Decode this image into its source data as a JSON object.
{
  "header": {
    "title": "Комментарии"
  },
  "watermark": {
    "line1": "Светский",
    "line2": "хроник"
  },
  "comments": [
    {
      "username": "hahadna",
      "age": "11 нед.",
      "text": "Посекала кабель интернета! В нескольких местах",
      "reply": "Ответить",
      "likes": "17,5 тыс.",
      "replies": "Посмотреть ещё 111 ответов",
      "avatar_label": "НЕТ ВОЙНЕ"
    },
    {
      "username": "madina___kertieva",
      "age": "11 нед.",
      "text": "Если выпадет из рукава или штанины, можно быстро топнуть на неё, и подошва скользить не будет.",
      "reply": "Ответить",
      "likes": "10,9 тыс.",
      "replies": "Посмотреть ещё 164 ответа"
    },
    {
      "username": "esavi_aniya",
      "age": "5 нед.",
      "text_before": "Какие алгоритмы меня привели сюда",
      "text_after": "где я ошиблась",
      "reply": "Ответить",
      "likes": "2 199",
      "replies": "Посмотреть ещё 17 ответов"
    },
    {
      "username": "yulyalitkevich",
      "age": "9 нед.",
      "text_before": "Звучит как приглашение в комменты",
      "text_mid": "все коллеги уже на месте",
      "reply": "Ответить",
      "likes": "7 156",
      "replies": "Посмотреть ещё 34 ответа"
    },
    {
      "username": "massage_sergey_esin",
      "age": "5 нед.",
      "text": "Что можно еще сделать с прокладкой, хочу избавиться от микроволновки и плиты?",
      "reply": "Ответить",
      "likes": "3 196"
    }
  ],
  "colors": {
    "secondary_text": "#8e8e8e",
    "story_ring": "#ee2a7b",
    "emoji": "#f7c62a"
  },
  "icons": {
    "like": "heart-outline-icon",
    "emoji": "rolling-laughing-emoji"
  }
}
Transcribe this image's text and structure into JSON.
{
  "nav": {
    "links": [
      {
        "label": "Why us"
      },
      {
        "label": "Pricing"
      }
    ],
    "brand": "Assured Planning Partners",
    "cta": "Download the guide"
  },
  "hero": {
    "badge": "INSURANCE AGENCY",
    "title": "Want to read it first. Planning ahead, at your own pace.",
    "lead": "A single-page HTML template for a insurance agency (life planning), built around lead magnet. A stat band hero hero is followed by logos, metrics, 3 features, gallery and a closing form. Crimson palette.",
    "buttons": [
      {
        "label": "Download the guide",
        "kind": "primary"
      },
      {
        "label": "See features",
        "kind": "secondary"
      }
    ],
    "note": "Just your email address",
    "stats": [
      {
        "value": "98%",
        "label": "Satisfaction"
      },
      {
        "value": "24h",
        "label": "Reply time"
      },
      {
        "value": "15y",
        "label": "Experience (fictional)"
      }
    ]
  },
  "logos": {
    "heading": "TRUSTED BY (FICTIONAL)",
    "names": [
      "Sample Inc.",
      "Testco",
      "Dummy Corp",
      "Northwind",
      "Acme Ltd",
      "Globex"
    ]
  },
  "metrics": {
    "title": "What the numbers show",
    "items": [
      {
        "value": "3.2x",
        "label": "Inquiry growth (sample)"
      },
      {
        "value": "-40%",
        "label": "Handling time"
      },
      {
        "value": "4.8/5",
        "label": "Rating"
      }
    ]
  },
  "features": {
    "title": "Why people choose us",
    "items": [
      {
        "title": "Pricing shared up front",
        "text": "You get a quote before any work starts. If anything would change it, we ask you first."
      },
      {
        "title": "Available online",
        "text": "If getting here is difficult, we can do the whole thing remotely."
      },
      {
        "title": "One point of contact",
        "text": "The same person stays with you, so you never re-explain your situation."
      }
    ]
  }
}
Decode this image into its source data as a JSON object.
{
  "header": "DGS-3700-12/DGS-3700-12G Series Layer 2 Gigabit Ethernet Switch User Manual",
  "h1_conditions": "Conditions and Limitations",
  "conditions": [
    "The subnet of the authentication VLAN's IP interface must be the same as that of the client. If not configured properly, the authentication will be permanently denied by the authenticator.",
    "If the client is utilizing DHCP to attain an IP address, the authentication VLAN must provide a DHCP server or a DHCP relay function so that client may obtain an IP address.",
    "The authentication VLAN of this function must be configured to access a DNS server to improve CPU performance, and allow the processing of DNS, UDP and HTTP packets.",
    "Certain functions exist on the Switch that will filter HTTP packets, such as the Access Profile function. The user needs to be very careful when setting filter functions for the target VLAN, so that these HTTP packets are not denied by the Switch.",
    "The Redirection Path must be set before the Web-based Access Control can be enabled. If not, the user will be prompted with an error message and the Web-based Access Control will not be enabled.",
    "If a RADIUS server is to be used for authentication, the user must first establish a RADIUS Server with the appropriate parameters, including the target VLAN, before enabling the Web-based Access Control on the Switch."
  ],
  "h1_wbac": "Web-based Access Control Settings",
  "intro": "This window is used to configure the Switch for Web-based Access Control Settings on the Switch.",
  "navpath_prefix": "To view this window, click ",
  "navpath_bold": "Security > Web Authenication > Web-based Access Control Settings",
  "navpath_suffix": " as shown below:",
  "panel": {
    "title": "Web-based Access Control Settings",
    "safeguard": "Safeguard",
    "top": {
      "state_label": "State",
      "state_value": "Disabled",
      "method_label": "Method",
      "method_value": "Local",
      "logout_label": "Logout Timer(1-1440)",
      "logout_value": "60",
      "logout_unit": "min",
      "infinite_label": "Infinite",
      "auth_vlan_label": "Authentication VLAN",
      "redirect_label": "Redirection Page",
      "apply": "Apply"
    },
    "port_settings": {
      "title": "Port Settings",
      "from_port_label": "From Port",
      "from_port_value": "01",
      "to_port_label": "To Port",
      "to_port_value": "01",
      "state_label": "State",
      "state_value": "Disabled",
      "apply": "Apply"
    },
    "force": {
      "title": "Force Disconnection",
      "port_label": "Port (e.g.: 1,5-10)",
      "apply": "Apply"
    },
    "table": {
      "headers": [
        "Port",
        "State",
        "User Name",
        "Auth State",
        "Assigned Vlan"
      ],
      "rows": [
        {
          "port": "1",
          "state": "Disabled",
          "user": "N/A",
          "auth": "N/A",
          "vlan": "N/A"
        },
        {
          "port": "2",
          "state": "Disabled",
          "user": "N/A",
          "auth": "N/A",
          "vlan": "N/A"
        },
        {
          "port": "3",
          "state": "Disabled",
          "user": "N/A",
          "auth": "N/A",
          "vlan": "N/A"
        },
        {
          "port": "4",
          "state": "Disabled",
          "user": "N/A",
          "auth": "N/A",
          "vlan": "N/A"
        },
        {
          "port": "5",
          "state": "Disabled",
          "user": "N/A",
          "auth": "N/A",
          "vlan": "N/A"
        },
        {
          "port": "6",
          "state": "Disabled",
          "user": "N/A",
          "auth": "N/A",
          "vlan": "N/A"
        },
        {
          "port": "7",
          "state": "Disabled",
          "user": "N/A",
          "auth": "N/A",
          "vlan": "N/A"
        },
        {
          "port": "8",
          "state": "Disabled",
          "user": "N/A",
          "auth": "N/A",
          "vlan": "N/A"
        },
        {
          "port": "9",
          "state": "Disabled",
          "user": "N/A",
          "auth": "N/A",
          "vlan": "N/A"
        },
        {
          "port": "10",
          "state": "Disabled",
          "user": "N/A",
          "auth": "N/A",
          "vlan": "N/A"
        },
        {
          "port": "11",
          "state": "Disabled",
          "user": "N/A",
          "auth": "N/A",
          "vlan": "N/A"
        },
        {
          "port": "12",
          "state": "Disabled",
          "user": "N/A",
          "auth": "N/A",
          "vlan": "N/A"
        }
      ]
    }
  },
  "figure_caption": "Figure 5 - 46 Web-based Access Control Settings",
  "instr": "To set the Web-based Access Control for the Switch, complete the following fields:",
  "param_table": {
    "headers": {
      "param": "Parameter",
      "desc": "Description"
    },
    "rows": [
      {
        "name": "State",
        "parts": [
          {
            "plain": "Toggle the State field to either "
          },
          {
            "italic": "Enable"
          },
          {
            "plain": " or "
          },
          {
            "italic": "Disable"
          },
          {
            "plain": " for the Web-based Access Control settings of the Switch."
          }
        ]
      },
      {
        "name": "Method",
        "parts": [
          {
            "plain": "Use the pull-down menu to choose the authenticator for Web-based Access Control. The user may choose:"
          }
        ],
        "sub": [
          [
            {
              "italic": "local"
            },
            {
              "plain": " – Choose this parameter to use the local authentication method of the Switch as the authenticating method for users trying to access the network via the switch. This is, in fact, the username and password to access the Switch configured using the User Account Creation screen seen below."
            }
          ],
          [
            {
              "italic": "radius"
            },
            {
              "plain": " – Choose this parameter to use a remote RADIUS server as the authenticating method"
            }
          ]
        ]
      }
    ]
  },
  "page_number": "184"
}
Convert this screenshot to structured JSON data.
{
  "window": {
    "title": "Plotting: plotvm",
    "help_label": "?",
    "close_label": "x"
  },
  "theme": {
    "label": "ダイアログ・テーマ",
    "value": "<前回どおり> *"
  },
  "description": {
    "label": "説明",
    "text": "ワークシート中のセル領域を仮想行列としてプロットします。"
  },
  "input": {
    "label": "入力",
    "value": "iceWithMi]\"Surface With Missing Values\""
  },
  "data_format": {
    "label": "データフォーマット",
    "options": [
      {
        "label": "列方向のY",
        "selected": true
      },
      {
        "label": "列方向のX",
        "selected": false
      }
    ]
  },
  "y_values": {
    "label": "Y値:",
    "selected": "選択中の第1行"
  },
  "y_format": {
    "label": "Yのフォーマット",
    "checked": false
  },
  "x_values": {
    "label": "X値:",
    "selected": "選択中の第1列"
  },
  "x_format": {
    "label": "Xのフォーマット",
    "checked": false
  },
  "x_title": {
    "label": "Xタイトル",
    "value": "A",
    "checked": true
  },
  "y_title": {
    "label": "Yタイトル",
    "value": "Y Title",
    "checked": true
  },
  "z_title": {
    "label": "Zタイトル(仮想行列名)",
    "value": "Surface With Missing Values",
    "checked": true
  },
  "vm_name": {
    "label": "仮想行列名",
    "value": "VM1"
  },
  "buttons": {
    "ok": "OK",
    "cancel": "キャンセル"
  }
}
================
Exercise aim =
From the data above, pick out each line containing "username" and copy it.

The answer =
      "username": "hahadna",
      "username": "madina___kertieva",
      "username": "esavi_aniya",
      "username": "yulyalitkevich",
      "username": "massage_sergey_esin",
              "plain": " – Choose this parameter to use the local authentication method of the Switch as the authenticating method for users trying to access the network via the switch. This is, in fact, the username and password to access the Switch configured using the User Account Creation screen seen below."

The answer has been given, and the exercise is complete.